As the son of immigrant Indian Muslim parents from Aligarh, Uttar Pradesh, he can take on touchy, taboo topics, being both outlier and insider. He can take on the Administration but also gently rib Indian uncles and aunties for their foibles. He is the first Indian-American to host a late night talk show, and using his idiosyncratic identity, he romps on eggshells and gets away with it.
Minhaj who was the senior correspondent on
The Daily Show totally turns the concept of talk shows on their head - there is no desk, no guests, just the man himself walking back and forth on the stage, using his eyes, hands (and mouth) a lot. As a follower on Twitter tweeted about the first two episodes, “It’s like @Tedtalks meets smart infographics, creating the best use of visuals and space I’ve seen on TV. The set design and overall feel is surprisingly fresh in a world where it’s all been done. You feel smarter.” Hasan Minhaj on the sets of Patriot Act.
Minhaj can say just about anything and the audience laps it up. His popular series Homecoming King won a Peabody Award. One also remembers his superb roasting of the Trump Administration at the White House correspondents dinner. And now again with a straight face, he takes on serious issues and makes you see the light.
Jen Cheny wrote in
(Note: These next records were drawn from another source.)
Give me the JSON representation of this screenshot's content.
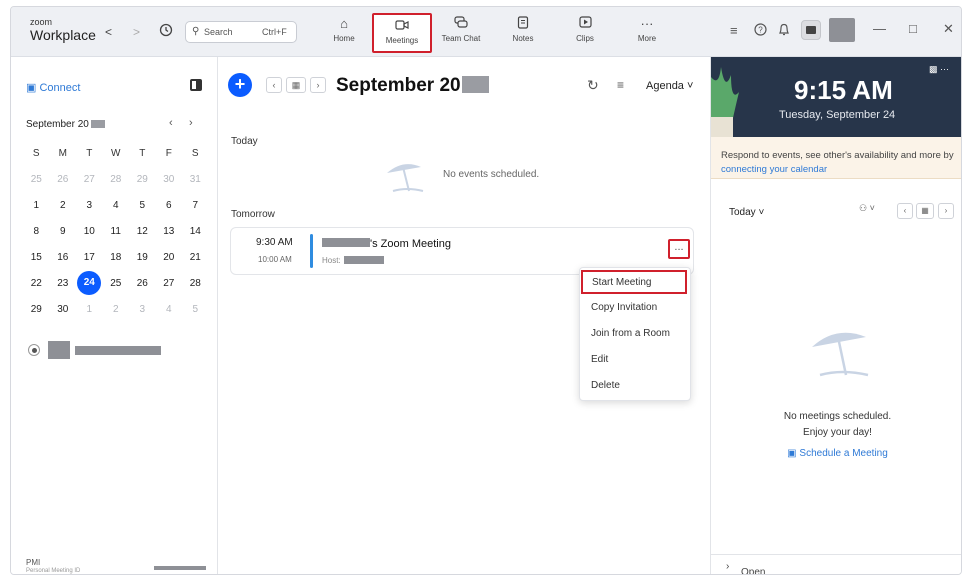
{
  "app": {
    "brand_top": "zoom",
    "brand_bottom": "Workplace"
  },
  "toolbar": {
    "back": "<",
    "forward": ">",
    "search_label": "Search",
    "search_shortcut": "Ctrl+F",
    "tabs": [
      {
        "label": "Home",
        "icon": "home-icon"
      },
      {
        "label": "Meetings",
        "icon": "camera-icon",
        "active": true
      },
      {
        "label": "Team Chat",
        "icon": "chat-icon"
      },
      {
        "label": "Notes",
        "icon": "notes-icon"
      },
      {
        "label": "Clips",
        "icon": "clips-icon"
      },
      {
        "label": "More",
        "icon": "more-icon"
      }
    ],
    "highlight_color": "#d0202c"
  },
  "sidebar": {
    "connect": "Connect",
    "month_label": "September 20",
    "weekdays": [
      "S",
      "M",
      "T",
      "W",
      "T",
      "F",
      "S"
    ],
    "weeks": [
      [
        "25",
        "26",
        "27",
        "28",
        "29",
        "30",
        "31"
      ],
      [
        "1",
        "2",
        "3",
        "4",
        "5",
        "6",
        "7"
      ],
      [
        "8",
        "9",
        "10",
        "11",
        "12",
        "13",
        "14"
      ],
      [
        "15",
        "16",
        "17",
        "18",
        "19",
        "20",
        "21"
      ],
      [
        "22",
        "23",
        "24",
        "25",
        "26",
        "27",
        "28"
      ],
      [
        "29",
        "30",
        "1",
        "2",
        "3",
        "4",
        "5"
      ]
    ],
    "selected_day": "24",
    "pmi_label": "PMI",
    "pmi_sub": "Personal Meeting ID"
  },
  "main": {
    "title": "September 20",
    "view": "Agenda",
    "today_label": "Today",
    "no_events": "No events scheduled.",
    "tomorrow_label": "Tomorrow",
    "meeting": {
      "start": "9:30 AM",
      "end": "10:00 AM",
      "title_suffix": "'s Zoom Meeting",
      "host_label": "Host:",
      "more": "..."
    },
    "context_menu": [
      "Start Meeting",
      "Copy Invitation",
      "Join from a Room",
      "Edit",
      "Delete"
    ],
    "accent": "#0b5cff"
  },
  "right_panel": {
    "time": "9:15 AM",
    "date": "Tuesday, September 24",
    "notice_text": "Respond to events, see other's availability and more by ",
    "notice_link": "connecting your calendar",
    "today_dropdown": "Today",
    "no_meetings": "No meetings scheduled.",
    "enjoy": "Enjoy your day!",
    "schedule_link": "Schedule a Meeting",
    "open_recordings": "Open Recordings"
  }
}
Vulture, “ Patriot Act’s most crucial distinguishing factor is that it enables Minhaj to say things that no other current talk show host could possibly say. The affirmative-action episode focuses on the lawsuit filed against Harvard University by the anti-affirmative action group Students for Fair Admissions, which has garnered support from some Asian-Americans who believe that race should not be considered by college admissions officials. (He makes the very strong point that one of the most discriminatory admissions practices is letting in legacy applicants, who often tend to be white and wealthy.)”
He takes on sacred cows and 800 1b gorillas with an innocent smile, humor and word power. So Sunday evenings mean putting everything aside and giving one’s undivided attention to Hasan Minhaj. Watch the show to feel the pulse of the country through the standup proclamations of one cool brown dude who is smart as well as funny.
Lavina Melwani is a New York-based journalist who blogs at
Lassi with Lavina.